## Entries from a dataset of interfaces
* * *
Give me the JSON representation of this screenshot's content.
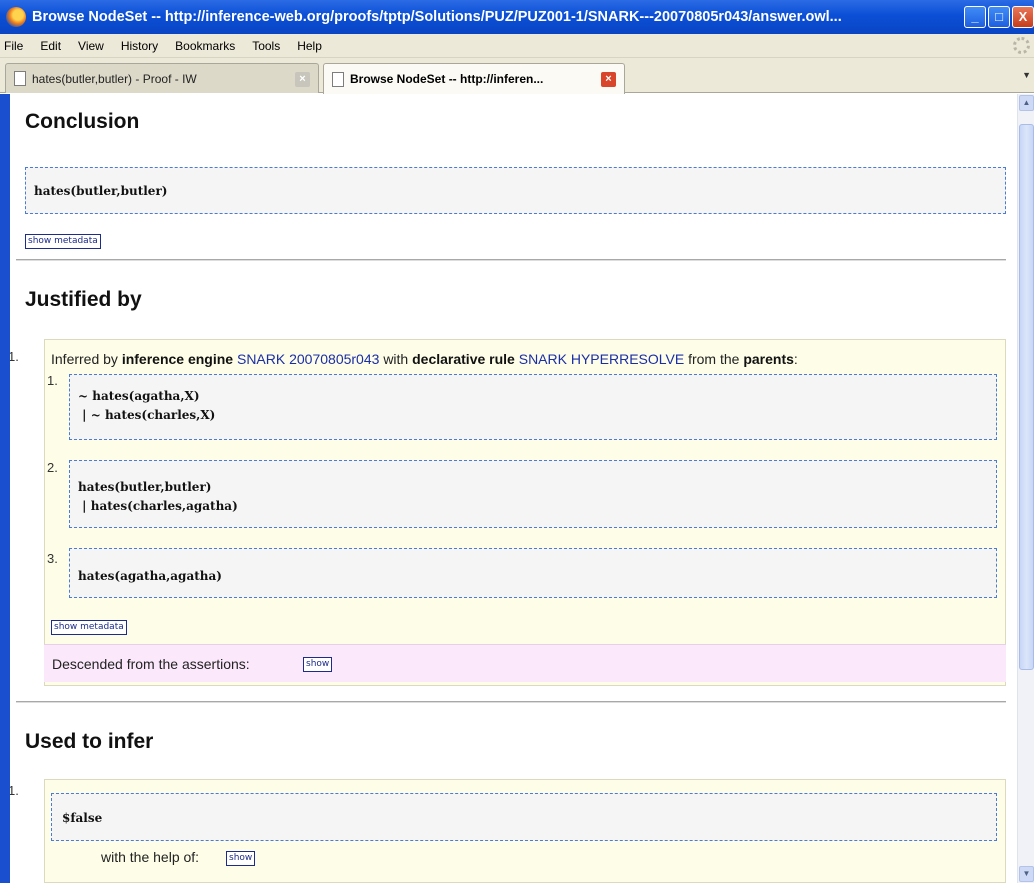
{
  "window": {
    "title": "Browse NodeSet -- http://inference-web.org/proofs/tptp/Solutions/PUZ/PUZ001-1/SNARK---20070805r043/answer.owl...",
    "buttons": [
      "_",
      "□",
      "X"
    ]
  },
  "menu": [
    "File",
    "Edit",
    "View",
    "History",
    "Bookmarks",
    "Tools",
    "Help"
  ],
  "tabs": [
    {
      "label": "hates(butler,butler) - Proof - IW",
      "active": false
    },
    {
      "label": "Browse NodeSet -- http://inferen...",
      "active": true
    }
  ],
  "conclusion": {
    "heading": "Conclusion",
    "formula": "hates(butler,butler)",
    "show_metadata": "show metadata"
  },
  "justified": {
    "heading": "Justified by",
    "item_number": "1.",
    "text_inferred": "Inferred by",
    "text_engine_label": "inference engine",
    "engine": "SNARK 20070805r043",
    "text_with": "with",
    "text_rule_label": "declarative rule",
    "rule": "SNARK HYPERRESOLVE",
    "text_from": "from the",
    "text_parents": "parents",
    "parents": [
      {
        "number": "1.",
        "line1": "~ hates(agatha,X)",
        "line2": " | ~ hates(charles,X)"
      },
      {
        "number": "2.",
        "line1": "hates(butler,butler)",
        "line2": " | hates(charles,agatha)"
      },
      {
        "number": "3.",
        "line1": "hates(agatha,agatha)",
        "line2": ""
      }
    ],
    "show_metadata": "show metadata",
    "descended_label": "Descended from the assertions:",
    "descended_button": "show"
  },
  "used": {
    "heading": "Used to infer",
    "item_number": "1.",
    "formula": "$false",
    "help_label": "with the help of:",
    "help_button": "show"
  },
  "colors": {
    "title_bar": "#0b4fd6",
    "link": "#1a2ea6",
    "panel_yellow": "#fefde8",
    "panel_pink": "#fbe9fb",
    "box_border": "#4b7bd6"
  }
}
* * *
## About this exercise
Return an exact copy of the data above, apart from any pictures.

## Exercise result
Give me the JSON representation of this screenshot's content.
{
  "window": {
    "title": "Browse NodeSet -- http://inference-web.org/proofs/tptp/Solutions/PUZ/PUZ001-1/SNARK---20070805r043/answer.owl...",
    "buttons": [
      "_",
      "□",
      "X"
    ]
  },
  "menu": [
    "File",
    "Edit",
    "View",
    "History",
    "Bookmarks",
    "Tools",
    "Help"
  ],
  "tabs": [
    {
      "label": "hates(butler,butler) - Proof - IW",
      "active": false
    },
    {
      "label": "Browse NodeSet -- http://inferen...",
      "active": true
    }
  ],
  "conclusion": {
    "heading": "Conclusion",
    "formula": "hates(butler,butler)",
    "show_metadata": "show metadata"
  },
  "justified": {
    "heading": "Justified by",
    "item_number": "1.",
    "text_inferred": "Inferred by",
    "text_engine_label": "inference engine",
    "engine": "SNARK 20070805r043",
    "text_with": "with",
    "text_rule_label": "declarative rule",
    "rule": "SNARK HYPERRESOLVE",
    "text_from": "from the",
    "text_parents": "parents",
    "parents": [
      {
        "number": "1.",
        "line1": "~ hates(agatha,X)",
        "line2": " | ~ hates(charles,X)"
      },
      {
        "number": "2.",
        "line1": "hates(butler,butler)",
        "line2": " | hates(charles,agatha)"
      },
      {
        "number": "3.",
        "line1": "hates(agatha,agatha)",
        "line2": ""
      }
    ],
    "show_metadata": "show metadata",
    "descended_label": "Descended from the assertions:",
    "descended_button": "show"
  },
  "used": {
    "heading": "Used to infer",
    "item_number": "1.",
    "formula": "$false",
    "help_label": "with the help of:",
    "help_button": "show"
  },
  "colors": {
    "title_bar": "#0b4fd6",
    "link": "#1a2ea6",
    "panel_yellow": "#fefde8",
    "panel_pink": "#fbe9fb",
    "box_border": "#4b7bd6"
  }
}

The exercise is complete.